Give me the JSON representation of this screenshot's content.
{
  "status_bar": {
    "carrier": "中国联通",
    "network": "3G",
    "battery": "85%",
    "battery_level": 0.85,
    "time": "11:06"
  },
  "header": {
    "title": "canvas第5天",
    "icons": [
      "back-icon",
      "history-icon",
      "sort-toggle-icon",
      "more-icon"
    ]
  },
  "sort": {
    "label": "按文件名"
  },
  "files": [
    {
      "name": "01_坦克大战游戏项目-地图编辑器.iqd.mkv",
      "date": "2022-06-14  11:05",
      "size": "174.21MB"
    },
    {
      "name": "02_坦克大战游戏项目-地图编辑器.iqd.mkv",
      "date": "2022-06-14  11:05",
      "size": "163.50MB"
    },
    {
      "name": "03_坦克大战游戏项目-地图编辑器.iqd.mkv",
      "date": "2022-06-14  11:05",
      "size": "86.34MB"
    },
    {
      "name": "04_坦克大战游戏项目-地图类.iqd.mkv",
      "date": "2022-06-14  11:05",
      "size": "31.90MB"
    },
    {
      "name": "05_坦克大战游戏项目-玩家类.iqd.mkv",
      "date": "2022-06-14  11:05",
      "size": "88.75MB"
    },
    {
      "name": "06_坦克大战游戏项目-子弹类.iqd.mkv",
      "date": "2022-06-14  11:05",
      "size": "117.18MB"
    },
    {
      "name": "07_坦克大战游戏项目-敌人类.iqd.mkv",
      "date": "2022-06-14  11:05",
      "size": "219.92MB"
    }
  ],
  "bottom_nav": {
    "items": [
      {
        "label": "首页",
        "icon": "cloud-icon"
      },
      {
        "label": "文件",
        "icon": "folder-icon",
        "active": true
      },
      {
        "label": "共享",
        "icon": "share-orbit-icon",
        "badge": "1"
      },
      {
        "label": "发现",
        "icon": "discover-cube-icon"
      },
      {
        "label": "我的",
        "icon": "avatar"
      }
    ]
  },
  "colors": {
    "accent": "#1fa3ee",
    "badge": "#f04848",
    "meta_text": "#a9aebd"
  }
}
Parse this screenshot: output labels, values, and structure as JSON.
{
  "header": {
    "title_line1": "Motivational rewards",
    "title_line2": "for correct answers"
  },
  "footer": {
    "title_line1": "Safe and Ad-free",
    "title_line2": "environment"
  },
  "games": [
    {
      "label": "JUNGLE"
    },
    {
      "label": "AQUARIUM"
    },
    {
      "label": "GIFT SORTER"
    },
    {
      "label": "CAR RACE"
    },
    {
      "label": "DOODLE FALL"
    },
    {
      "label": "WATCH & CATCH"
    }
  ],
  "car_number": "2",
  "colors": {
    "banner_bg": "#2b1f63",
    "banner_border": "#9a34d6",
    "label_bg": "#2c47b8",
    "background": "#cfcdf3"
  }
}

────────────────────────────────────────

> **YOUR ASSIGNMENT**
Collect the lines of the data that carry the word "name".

> **TASK SOLUTION**
      "name": "01_坦克大战游戏项目-地图编辑器.iqd.mkv",
      "name": "02_坦克大战游戏项目-地图编辑器.iqd.mkv",
      "name": "03_坦克大战游戏项目-地图编辑器.iqd.mkv",
      "name": "04_坦克大战游戏项目-地图类.iqd.mkv",
      "name": "05_坦克大战游戏项目-玩家类.iqd.mkv",
      "name": "06_坦克大战游戏项目-子弹类.iqd.mkv",
      "name": "07_坦克大战游戏项目-敌人类.iqd.mkv",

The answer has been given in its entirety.